We used repro fabrics for everything, including the lovely appliques on the edges.  Actually, this quilt should be hung with the appliqued edges at the top and bottom, but my display area is not tall enough to do this over the couch, so I just turned mine on its side.

It sets off the newly redecorated medium gray/brown walls of the family room just perfectly!

Oh -- and the quilting is very detailed.  I don't like to use a bobbin thread that contrasts a lot with the backing, but in this case, if your backing is dark, as mine is, you need to use the same color thread as the background to the applique so that no snippets of color come through should your bobbin tension not be correct.

So, this is my opus for 2012.  It took several months to make, once the perfect fabrics were found.  But it took about 9 months to get up the nerve to tackle it in the first place.  The moral to the story: don't be daunted by any project you love from first sight.  It's so worth plodding through to the end!

Wednesday, July 10, 2013


My sister, Missy, owns and operates a marvelous quilt show in Hershey, PA called Quilt Odyssey (  Part of the activities during the four days the show runs is a large sewing area with many new sewing machines and one indefatigable staff member, Sue, who assists and directs the varied efforts of visiting quilters who want to leave something behind to pass on to others in the form of donation quilts for sick children.
In her free time (hah!), Missy also makes quilts to give to others in need, and this year she asked me to do the quilting on two of them that she had finished in time to be included with the Quilt Odyssey group.

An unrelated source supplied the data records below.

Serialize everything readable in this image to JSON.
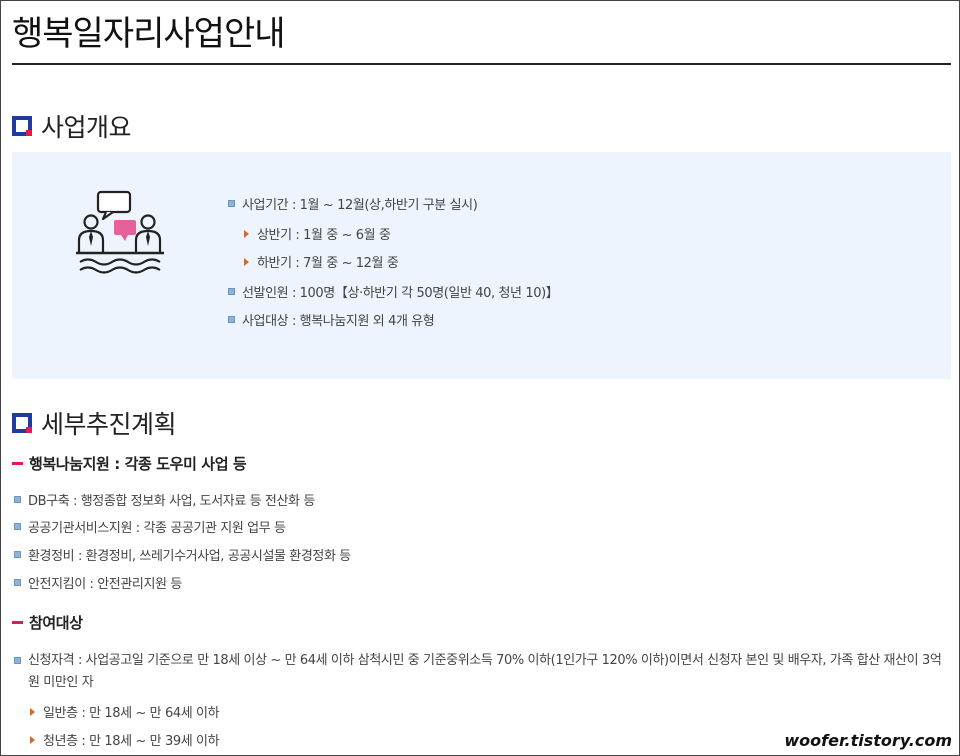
{
  "page": {
    "title": "행복일자리사업안내"
  },
  "overview": {
    "heading": "사업개요",
    "icon": "meeting-conversation-icon",
    "items": [
      {
        "label": "사업기간 : 1월 ~ 12월(상,하반기 구분 실시)"
      },
      {
        "label": "상반기 : 1월 중 ~ 6월 중"
      },
      {
        "label": "하반기 : 7월 중 ~ 12월 중"
      },
      {
        "label": "선발인원 : 100명【상·하반기 각 50명(일반 40, 청년 10)】"
      },
      {
        "label": "사업대상 : 행복나눔지원 외 4개 유형"
      }
    ]
  },
  "plan": {
    "heading": "세부추진계획",
    "sub1": {
      "title": "행복나눔지원 : 각종 도우미 사업 등",
      "items": [
        "DB구축 : 행정종합 정보화 사업, 도서자료 등 전산화 등",
        "공공기관서비스지원 : 각종 공공기관 지원 업무 등",
        "환경정비 : 환경정비, 쓰레기수거사업, 공공시설물 환경정화 등",
        "안전지킴이 : 안전관리지원 등"
      ]
    },
    "sub2": {
      "title": "참여대상",
      "qualification": "신청자격 : 사업공고일 기준으로 만 18세 이상 ~ 만 64세 이하 삼척시민 중 기준중위소득 70% 이하(1인가구 120% 이하)이면서 신청자 본인 및 배우자, 가족 합산 재산이 3억원 미만인 자",
      "items": [
        "일반층 : 만 18세 ~ 만 64세 이하",
        "청년층 : 만 18세 ~ 만 39세 이하"
      ]
    }
  },
  "watermark": "woofer.tistory.com",
  "colors": {
    "accent_blue": "#1f3c9c",
    "accent_red": "#e21b4f",
    "box_bg": "#edf4fd",
    "bullet_orange": "#d46a28"
  }
}
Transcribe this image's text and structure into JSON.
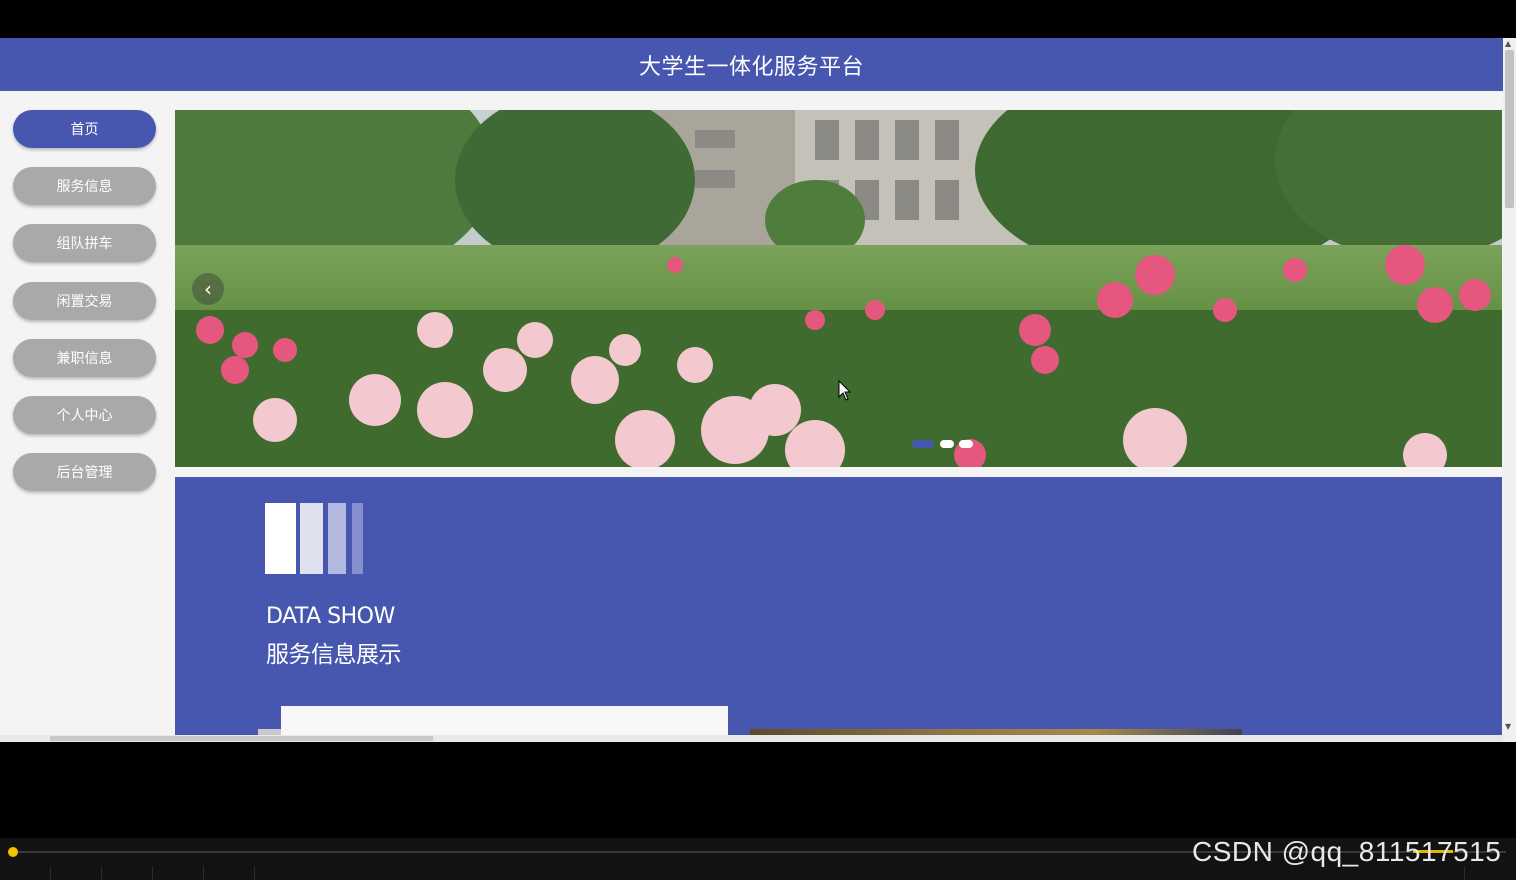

I wish I could figure out how to turn this picture, but you get the idea.  I liked the bold dark stripe across this quilt.  Most of the time I have so much fun quilting for others, even if the quilting requested is a simple pantograph.  No matter what you put on your quilt, the stitches bring to life the beauty and design of your quilt, and for me, it's almost magic to see the gradual metamorphosis.
Both of these quilts were quilted with pantographs.  If you would like to see the stitching a little better, click on either picture for a magnified view.